### Problem details
The response should be a precise copy of every entry.

### Working data
= Beginning of Section =
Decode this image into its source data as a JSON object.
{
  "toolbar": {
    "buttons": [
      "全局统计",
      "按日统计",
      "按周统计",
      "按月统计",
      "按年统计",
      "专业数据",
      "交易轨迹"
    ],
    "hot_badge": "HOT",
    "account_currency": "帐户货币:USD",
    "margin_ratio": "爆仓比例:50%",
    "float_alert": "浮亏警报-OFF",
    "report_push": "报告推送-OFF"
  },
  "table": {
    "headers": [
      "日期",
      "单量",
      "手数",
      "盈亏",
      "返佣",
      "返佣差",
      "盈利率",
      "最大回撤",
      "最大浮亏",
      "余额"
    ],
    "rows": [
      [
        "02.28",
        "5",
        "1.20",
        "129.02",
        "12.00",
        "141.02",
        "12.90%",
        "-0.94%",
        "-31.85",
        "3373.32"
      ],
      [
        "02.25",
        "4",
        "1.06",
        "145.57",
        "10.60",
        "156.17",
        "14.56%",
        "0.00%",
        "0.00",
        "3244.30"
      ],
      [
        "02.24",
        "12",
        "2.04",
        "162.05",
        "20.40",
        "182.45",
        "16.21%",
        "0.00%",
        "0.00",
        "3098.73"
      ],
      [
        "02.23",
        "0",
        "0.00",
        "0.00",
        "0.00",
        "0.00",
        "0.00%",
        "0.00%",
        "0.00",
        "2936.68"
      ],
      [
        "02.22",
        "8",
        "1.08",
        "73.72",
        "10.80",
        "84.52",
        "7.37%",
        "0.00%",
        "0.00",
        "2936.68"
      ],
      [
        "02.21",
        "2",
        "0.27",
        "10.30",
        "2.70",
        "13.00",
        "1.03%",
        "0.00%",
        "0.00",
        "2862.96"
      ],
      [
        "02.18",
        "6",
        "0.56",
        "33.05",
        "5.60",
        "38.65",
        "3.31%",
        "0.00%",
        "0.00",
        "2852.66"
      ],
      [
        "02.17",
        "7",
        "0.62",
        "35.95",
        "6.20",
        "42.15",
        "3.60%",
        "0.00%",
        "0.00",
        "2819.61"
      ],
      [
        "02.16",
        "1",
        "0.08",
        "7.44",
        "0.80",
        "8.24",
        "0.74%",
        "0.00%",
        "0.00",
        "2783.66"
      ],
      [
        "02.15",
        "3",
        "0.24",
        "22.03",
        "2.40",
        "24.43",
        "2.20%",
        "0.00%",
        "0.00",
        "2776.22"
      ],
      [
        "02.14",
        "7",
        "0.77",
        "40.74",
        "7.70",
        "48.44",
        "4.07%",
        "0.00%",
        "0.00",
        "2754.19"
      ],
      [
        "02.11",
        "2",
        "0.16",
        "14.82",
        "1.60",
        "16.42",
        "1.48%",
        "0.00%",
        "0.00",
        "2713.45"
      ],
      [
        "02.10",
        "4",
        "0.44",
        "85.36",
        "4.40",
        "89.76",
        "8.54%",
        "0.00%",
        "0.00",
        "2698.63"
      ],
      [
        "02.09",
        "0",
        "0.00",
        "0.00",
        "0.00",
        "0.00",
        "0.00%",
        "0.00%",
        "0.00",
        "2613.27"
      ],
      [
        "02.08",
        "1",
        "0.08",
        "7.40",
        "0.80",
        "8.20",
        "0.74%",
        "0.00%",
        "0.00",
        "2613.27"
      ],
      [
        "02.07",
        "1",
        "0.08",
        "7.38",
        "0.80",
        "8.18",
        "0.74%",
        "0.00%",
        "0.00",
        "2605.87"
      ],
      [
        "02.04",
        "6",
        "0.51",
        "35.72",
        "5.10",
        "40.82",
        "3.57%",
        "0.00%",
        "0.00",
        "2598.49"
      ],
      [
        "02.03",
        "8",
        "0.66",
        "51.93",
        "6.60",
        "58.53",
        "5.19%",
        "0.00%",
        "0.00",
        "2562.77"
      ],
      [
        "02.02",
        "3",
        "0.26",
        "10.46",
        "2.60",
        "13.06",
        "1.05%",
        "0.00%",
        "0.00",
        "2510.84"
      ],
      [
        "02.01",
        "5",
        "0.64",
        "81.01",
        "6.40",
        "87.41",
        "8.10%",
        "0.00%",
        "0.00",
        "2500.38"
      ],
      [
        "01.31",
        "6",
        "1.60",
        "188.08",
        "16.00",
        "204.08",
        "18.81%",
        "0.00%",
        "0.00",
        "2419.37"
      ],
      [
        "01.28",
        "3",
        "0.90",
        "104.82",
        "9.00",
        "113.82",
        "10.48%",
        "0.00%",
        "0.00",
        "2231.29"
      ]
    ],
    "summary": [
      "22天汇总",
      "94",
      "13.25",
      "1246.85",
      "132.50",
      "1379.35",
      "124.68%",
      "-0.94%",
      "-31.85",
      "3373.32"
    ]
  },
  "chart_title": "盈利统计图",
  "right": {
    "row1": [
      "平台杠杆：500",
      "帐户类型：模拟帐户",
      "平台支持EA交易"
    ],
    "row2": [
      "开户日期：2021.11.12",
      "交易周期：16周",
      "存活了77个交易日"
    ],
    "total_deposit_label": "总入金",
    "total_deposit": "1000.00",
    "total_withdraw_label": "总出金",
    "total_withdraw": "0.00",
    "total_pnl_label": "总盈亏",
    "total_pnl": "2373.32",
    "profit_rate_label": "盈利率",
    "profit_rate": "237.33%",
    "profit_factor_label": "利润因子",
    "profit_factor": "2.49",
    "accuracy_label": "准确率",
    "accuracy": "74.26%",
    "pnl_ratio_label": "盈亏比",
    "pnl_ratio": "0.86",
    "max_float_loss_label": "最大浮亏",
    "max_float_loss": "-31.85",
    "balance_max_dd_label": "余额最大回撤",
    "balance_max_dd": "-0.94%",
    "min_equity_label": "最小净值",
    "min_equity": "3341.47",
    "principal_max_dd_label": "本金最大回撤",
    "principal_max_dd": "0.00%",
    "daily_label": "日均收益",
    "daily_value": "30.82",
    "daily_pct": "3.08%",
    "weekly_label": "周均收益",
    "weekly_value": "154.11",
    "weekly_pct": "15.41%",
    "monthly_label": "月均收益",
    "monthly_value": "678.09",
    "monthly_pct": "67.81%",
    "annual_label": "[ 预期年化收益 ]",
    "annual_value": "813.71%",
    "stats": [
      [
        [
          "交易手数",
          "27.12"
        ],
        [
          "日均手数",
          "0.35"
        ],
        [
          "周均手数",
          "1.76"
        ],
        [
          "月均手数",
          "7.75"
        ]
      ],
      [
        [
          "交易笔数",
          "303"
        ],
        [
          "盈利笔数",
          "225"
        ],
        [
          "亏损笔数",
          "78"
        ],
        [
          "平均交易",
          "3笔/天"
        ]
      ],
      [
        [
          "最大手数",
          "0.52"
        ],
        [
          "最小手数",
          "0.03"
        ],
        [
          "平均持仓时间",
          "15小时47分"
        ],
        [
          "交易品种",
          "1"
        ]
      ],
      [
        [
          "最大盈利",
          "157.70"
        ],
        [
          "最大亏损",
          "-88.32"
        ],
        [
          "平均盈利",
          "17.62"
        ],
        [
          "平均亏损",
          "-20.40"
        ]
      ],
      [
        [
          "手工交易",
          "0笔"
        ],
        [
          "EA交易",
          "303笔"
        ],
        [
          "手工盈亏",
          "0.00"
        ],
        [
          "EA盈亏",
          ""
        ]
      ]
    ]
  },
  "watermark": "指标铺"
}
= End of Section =
### Exercise response
Decode this image into its source data as a JSON object.
{
  "toolbar": {
    "buttons": [
      "全局统计",
      "按日统计",
      "按周统计",
      "按月统计",
      "按年统计",
      "专业数据",
      "交易轨迹"
    ],
    "hot_badge": "HOT",
    "account_currency": "帐户货币:USD",
    "margin_ratio": "爆仓比例:50%",
    "float_alert": "浮亏警报-OFF",
    "report_push": "报告推送-OFF"
  },
  "table": {
    "headers": [
      "日期",
      "单量",
      "手数",
      "盈亏",
      "返佣",
      "返佣差",
      "盈利率",
      "最大回撤",
      "最大浮亏",
      "余额"
    ],
    "rows": [
      [
        "02.28",
        "5",
        "1.20",
        "129.02",
        "12.00",
        "141.02",
        "12.90%",
        "-0.94%",
        "-31.85",
        "3373.32"
      ],
      [
        "02.25",
        "4",
        "1.06",
        "145.57",
        "10.60",
        "156.17",
        "14.56%",
        "0.00%",
        "0.00",
        "3244.30"
      ],
      [
        "02.24",
        "12",
        "2.04",
        "162.05",
        "20.40",
        "182.45",
        "16.21%",
        "0.00%",
        "0.00",
        "3098.73"
      ],
      [
        "02.23",
        "0",
        "0.00",
        "0.00",
        "0.00",
        "0.00",
        "0.00%",
        "0.00%",
        "0.00",
        "2936.68"
      ],
      [
        "02.22",
        "8",
        "1.08",
        "73.72",
        "10.80",
        "84.52",
        "7.37%",
        "0.00%",
        "0.00",
        "2936.68"
      ],
      [
        "02.21",
        "2",
        "0.27",
        "10.30",
        "2.70",
        "13.00",
        "1.03%",
        "0.00%",
        "0.00",
        "2862.96"
      ],
      [
        "02.18",
        "6",
        "0.56",
        "33.05",
        "5.60",
        "38.65",
        "3.31%",
        "0.00%",
        "0.00",
        "2852.66"
      ],
      [
        "02.17",
        "7",
        "0.62",
        "35.95",
        "6.20",
        "42.15",
        "3.60%",
        "0.00%",
        "0.00",
        "2819.61"
      ],
      [
        "02.16",
        "1",
        "0.08",
        "7.44",
        "0.80",
        "8.24",
        "0.74%",
        "0.00%",
        "0.00",
        "2783.66"
      ],
      [
        "02.15",
        "3",
        "0.24",
        "22.03",
        "2.40",
        "24.43",
        "2.20%",
        "0.00%",
        "0.00",
        "2776.22"
      ],
      [
        "02.14",
        "7",
        "0.77",
        "40.74",
        "7.70",
        "48.44",
        "4.07%",
        "0.00%",
        "0.00",
        "2754.19"
      ],
      [
        "02.11",
        "2",
        "0.16",
        "14.82",
        "1.60",
        "16.42",
        "1.48%",
        "0.00%",
        "0.00",
        "2713.45"
      ],
      [
        "02.10",
        "4",
        "0.44",
        "85.36",
        "4.40",
        "89.76",
        "8.54%",
        "0.00%",
        "0.00",
        "2698.63"
      ],
      [
        "02.09",
        "0",
        "0.00",
        "0.00",
        "0.00",
        "0.00",
        "0.00%",
        "0.00%",
        "0.00",
        "2613.27"
      ],
      [
        "02.08",
        "1",
        "0.08",
        "7.40",
        "0.80",
        "8.20",
        "0.74%",
        "0.00%",
        "0.00",
        "2613.27"
      ],
      [
        "02.07",
        "1",
        "0.08",
        "7.38",
        "0.80",
        "8.18",
        "0.74%",
        "0.00%",
        "0.00",
        "2605.87"
      ],
      [
        "02.04",
        "6",
        "0.51",
        "35.72",
        "5.10",
        "40.82",
        "3.57%",
        "0.00%",
        "0.00",
        "2598.49"
      ],
      [
        "02.03",
        "8",
        "0.66",
        "51.93",
        "6.60",
        "58.53",
        "5.19%",
        "0.00%",
        "0.00",
        "2562.77"
      ],
      [
        "02.02",
        "3",
        "0.26",
        "10.46",
        "2.60",
        "13.06",
        "1.05%",
        "0.00%",
        "0.00",
        "2510.84"
      ],
      [
        "02.01",
        "5",
        "0.64",
        "81.01",
        "6.40",
        "87.41",
        "8.10%",
        "0.00%",
        "0.00",
        "2500.38"
      ],
      [
        "01.31",
        "6",
        "1.60",
        "188.08",
        "16.00",
        "204.08",
        "18.81%",
        "0.00%",
        "0.00",
        "2419.37"
      ],
      [
        "01.28",
        "3",
        "0.90",
        "104.82",
        "9.00",
        "113.82",
        "10.48%",
        "0.00%",
        "0.00",
        "2231.29"
      ]
    ],
    "summary": [
      "22天汇总",
      "94",
      "13.25",
      "1246.85",
      "132.50",
      "1379.35",
      "124.68%",
      "-0.94%",
      "-31.85",
      "3373.32"
    ]
  },
  "chart_title": "盈利统计图",
  "right": {
    "row1": [
      "平台杠杆：500",
      "帐户类型：模拟帐户",
      "平台支持EA交易"
    ],
    "row2": [
      "开户日期：2021.11.12",
      "交易周期：16周",
      "存活了77个交易日"
    ],
    "total_deposit_label": "总入金",
    "total_deposit": "1000.00",
    "total_withdraw_label": "总出金",
    "total_withdraw": "0.00",
    "total_pnl_label": "总盈亏",
    "total_pnl": "2373.32",
    "profit_rate_label": "盈利率",
    "profit_rate": "237.33%",
    "profit_factor_label": "利润因子",
    "profit_factor": "2.49",
    "accuracy_label": "准确率",
    "accuracy": "74.26%",
    "pnl_ratio_label": "盈亏比",
    "pnl_ratio": "0.86",
    "max_float_loss_label": "最大浮亏",
    "max_float_loss": "-31.85",
    "balance_max_dd_label": "余额最大回撤",
    "balance_max_dd": "-0.94%",
    "min_equity_label": "最小净值",
    "min_equity": "3341.47",
    "principal_max_dd_label": "本金最大回撤",
    "principal_max_dd": "0.00%",
    "daily_label": "日均收益",
    "daily_value": "30.82",
    "daily_pct": "3.08%",
    "weekly_label": "周均收益",
    "weekly_value": "154.11",
    "weekly_pct": "15.41%",
    "monthly_label": "月均收益",
    "monthly_value": "678.09",
    "monthly_pct": "67.81%",
    "annual_label": "[ 预期年化收益 ]",
    "annual_value": "813.71%",
    "stats": [
      [
        [
          "交易手数",
          "27.12"
        ],
        [
          "日均手数",
          "0.35"
        ],
        [
          "周均手数",
          "1.76"
        ],
        [
          "月均手数",
          "7.75"
        ]
      ],
      [
        [
          "交易笔数",
          "303"
        ],
        [
          "盈利笔数",
          "225"
        ],
        [
          "亏损笔数",
          "78"
        ],
        [
          "平均交易",
          "3笔/天"
        ]
      ],
      [
        [
          "最大手数",
          "0.52"
        ],
        [
          "最小手数",
          "0.03"
        ],
        [
          "平均持仓时间",
          "15小时47分"
        ],
        [
          "交易品种",
          "1"
        ]
      ],
      [
        [
          "最大盈利",
          "157.70"
        ],
        [
          "最大亏损",
          "-88.32"
        ],
        [
          "平均盈利",
          "17.62"
        ],
        [
          "平均亏损",
          "-20.40"
        ]
      ],
      [
        [
          "手工交易",
          "0笔"
        ],
        [
          "EA交易",
          "303笔"
        ],
        [
          "手工盈亏",
          "0.00"
        ],
        [
          "EA盈亏",
          ""
        ]
      ]
    ]
  },
  "watermark": "指标铺"
}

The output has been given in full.